The Devil's Rejects (2005), you can't but notice one thing: Rob Zombie's films are ugly. Zombie wasn't the only director of the mid-2000s to cultivate an atmosphere of overwhelming filth and squalor, but he got there early. House of 1000 Corpses set the trend for the extraordinarily grimy, gory horror pictures that came in its wake, and the sort-of-sequel pushed the aesthetic even further. The Devil's Rejects is a profoundly unsettling, even sickening film.
That, of course, says nothing about quality. Zombie is infamous for directing ambitious, envelope-pushing films that suffer from crippling flaws. Rejects is usually considered the best of his oeuvre; and while that consensus is probably correct, I'll always champion the much-maligned Halloween II for its three-legged-puppy charm.
'Sort-of-sequel', I said two paragraphs ago: for while The Devil's Rejects continues the story of House of 1000 Corpses, it is vastly different in tone and plot. Gone, after an initial shootout with police, is half the Firefly clan and with it the fantastical elements of the first film; gone is the fixation on the eponymous house. Instead, Rejects is a Western-flavoured road movie, a story of outlaws on the run from the law. But here, the outlaws are not romantic symbols of freedom: they're sadistic, murderous psychopaths fully deserving of the 'hundred per cent Alabama ass-kicking' Sheriff Wydell (William Forsythe) promises. The problem is that Elvis-loving good ol' boy Wydell is himself more than a little disturbed. His hunt for the remnant of the family - wicked hillbilly girl Baby (Sheri Moon Zombie), mastermind Otis Driftwood (Bill Moseley) and psychotic clown Captain Spaulding (Sid Haig) - turns into a contest between two almost equally evil parties.
Rejects is the odd one out in Zombie's career in not being a slasher film by any stretch of the imagination, but artistically it's clearly more mature than his debut. The acid trip aesthetic of House is replaced by a look that is both remiscent of cheap 1970s stock and anticipates the straightforward grime of Halloween. The opening credits, too, proclaim the influence of seventies exploitation, and in the tradition of Tobe Hooper and his ilk Zombie is much more concerned with creating a sense of place. Instead of the everywhere-and-nowhere countryside revenge setting of House, Rejects emphatically takes place in Texas and uses an exquisite soundtrack of Southern music, ranging from the Lone Star State (Blind Willie Johnson) to Florida (Lynyrd Skynyrd).

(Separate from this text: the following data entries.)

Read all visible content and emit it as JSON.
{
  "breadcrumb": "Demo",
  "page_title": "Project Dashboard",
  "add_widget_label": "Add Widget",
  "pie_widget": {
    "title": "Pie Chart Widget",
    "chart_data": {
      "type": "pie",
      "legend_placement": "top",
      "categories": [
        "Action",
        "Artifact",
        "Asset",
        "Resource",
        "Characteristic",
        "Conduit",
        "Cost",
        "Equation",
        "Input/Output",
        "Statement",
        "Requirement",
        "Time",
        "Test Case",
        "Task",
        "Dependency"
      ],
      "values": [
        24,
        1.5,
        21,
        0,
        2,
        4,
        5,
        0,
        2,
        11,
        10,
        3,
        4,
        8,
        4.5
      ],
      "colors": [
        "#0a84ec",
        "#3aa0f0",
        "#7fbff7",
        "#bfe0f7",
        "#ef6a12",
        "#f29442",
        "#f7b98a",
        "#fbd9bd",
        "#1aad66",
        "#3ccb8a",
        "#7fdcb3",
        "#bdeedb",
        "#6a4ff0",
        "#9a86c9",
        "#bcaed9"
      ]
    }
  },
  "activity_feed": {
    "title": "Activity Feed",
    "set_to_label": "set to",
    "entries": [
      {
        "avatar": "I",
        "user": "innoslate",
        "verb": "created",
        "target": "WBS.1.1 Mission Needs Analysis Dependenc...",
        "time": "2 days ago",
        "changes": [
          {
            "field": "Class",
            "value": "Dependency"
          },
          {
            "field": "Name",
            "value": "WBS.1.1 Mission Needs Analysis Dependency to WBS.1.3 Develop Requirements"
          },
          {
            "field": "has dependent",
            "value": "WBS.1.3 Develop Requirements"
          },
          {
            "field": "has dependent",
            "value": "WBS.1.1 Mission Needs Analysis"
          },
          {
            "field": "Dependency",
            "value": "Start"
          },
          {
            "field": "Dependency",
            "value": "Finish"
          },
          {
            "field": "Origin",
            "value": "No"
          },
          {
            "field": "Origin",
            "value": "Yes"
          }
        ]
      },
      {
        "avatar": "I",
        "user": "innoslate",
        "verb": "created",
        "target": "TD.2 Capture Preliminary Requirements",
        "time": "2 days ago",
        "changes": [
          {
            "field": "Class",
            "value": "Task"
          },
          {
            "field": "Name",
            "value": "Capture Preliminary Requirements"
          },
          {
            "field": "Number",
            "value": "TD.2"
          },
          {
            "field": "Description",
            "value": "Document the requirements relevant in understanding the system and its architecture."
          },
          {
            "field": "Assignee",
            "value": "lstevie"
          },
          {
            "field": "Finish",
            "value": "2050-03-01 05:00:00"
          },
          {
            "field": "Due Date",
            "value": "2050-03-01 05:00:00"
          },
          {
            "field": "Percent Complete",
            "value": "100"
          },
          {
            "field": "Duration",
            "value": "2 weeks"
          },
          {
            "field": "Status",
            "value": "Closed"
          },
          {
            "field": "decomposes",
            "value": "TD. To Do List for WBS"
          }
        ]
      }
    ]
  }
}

Whatever its merits, The Devil's Rejects left me unsatisfied. On their way the protagonists inflict unspeakable depravities on totally random people, making it extraordinarily difficult to sympathise with them. (This is the point, I know; but most horror films at least gesture feebly in the direction of creating sympathetic characters, and those that do not are not easily digested.) Released at the peak of the mid-2000s torture porn boom, Rejects is also by a large margin the most torture-happy of Zombie's films, which does little to earn my appreciation. It is a well-made but profoundly unlovely film.